DIRECTIONS FOR THIS TASK
In the listing below, tally the lines that hold "icon" and report that number by itself.

MATERIAL PROVIDED
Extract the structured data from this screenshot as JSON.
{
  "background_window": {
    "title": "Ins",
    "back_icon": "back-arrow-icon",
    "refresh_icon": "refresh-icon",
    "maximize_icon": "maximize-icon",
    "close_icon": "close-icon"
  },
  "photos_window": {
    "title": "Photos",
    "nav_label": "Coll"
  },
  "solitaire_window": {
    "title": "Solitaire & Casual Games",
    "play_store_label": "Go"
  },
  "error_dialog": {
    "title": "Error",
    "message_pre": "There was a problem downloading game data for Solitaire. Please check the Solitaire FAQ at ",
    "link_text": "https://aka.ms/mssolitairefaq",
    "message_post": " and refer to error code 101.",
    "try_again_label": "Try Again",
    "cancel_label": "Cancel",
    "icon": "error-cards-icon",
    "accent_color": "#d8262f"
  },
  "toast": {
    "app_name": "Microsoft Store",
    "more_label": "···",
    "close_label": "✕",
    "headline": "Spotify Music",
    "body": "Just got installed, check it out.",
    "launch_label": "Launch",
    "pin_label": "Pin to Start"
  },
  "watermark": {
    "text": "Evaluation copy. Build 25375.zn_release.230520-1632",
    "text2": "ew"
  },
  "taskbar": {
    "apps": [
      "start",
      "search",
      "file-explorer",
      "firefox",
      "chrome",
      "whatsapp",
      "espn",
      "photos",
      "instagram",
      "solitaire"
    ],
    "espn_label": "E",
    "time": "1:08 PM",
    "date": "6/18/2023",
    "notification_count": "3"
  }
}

REPLY
5